Provided material
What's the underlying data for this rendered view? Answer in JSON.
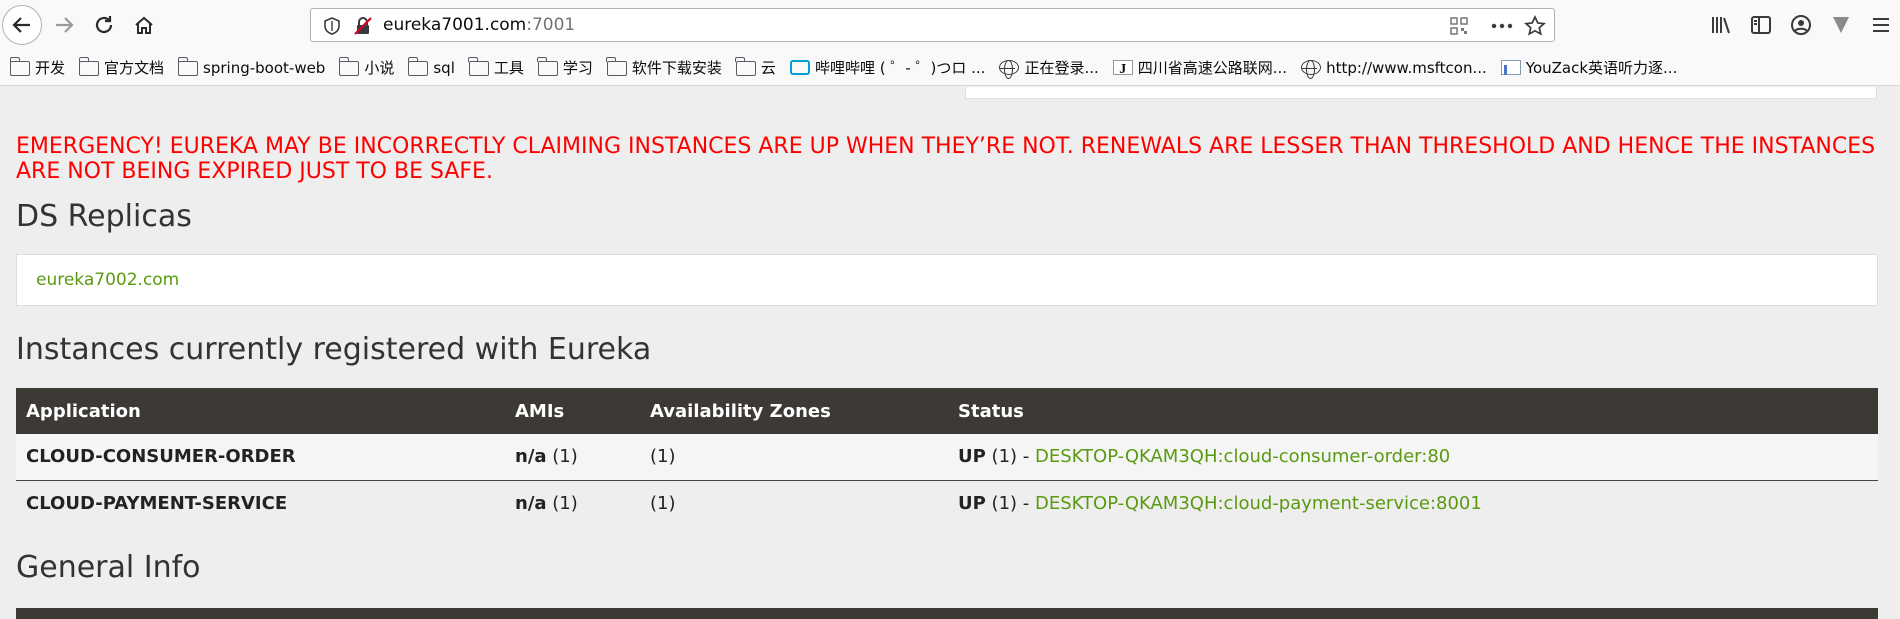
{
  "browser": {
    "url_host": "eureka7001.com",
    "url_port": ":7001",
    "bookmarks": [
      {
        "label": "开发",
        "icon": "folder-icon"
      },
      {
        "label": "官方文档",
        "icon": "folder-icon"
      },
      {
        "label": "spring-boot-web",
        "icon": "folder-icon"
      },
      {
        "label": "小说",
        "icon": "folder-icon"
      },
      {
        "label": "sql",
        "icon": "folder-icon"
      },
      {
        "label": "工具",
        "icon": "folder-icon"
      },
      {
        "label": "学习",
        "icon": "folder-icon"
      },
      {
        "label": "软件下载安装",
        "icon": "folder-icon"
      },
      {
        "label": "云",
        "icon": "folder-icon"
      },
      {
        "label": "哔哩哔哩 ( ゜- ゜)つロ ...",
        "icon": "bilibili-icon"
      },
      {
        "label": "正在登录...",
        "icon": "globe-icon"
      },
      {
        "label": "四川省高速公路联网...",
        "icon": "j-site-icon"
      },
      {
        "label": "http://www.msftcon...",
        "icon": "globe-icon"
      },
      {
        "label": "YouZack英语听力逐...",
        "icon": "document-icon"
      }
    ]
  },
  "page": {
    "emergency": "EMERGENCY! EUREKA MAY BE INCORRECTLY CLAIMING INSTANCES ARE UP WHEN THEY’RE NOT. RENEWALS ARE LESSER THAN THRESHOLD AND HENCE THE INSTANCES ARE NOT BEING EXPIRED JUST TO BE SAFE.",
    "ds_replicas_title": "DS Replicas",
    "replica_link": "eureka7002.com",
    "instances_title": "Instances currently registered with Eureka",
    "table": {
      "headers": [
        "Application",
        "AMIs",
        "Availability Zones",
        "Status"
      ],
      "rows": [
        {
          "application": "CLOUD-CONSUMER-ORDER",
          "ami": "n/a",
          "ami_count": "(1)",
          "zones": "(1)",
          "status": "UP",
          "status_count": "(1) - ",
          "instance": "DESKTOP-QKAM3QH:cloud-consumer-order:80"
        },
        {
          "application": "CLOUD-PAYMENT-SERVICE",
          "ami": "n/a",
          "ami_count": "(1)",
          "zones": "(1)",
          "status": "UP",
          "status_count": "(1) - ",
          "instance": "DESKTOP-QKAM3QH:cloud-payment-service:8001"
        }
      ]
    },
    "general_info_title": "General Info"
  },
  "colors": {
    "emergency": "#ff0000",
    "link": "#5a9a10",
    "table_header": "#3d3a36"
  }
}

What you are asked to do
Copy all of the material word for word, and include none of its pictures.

Expected output
What's the underlying data for this rendered view? Answer in JSON.
{
  "browser": {
    "url_host": "eureka7001.com",
    "url_port": ":7001",
    "bookmarks": [
      {
        "label": "开发",
        "icon": "folder-icon"
      },
      {
        "label": "官方文档",
        "icon": "folder-icon"
      },
      {
        "label": "spring-boot-web",
        "icon": "folder-icon"
      },
      {
        "label": "小说",
        "icon": "folder-icon"
      },
      {
        "label": "sql",
        "icon": "folder-icon"
      },
      {
        "label": "工具",
        "icon": "folder-icon"
      },
      {
        "label": "学习",
        "icon": "folder-icon"
      },
      {
        "label": "软件下载安装",
        "icon": "folder-icon"
      },
      {
        "label": "云",
        "icon": "folder-icon"
      },
      {
        "label": "哔哩哔哩 ( ゜- ゜)つロ ...",
        "icon": "bilibili-icon"
      },
      {
        "label": "正在登录...",
        "icon": "globe-icon"
      },
      {
        "label": "四川省高速公路联网...",
        "icon": "j-site-icon"
      },
      {
        "label": "http://www.msftcon...",
        "icon": "globe-icon"
      },
      {
        "label": "YouZack英语听力逐...",
        "icon": "document-icon"
      }
    ]
  },
  "page": {
    "emergency": "EMERGENCY! EUREKA MAY BE INCORRECTLY CLAIMING INSTANCES ARE UP WHEN THEY’RE NOT. RENEWALS ARE LESSER THAN THRESHOLD AND HENCE THE INSTANCES ARE NOT BEING EXPIRED JUST TO BE SAFE.",
    "ds_replicas_title": "DS Replicas",
    "replica_link": "eureka7002.com",
    "instances_title": "Instances currently registered with Eureka",
    "table": {
      "headers": [
        "Application",
        "AMIs",
        "Availability Zones",
        "Status"
      ],
      "rows": [
        {
          "application": "CLOUD-CONSUMER-ORDER",
          "ami": "n/a",
          "ami_count": "(1)",
          "zones": "(1)",
          "status": "UP",
          "status_count": "(1) - ",
          "instance": "DESKTOP-QKAM3QH:cloud-consumer-order:80"
        },
        {
          "application": "CLOUD-PAYMENT-SERVICE",
          "ami": "n/a",
          "ami_count": "(1)",
          "zones": "(1)",
          "status": "UP",
          "status_count": "(1) - ",
          "instance": "DESKTOP-QKAM3QH:cloud-payment-service:8001"
        }
      ]
    },
    "general_info_title": "General Info"
  },
  "colors": {
    "emergency": "#ff0000",
    "link": "#5a9a10",
    "table_header": "#3d3a36"
  }
}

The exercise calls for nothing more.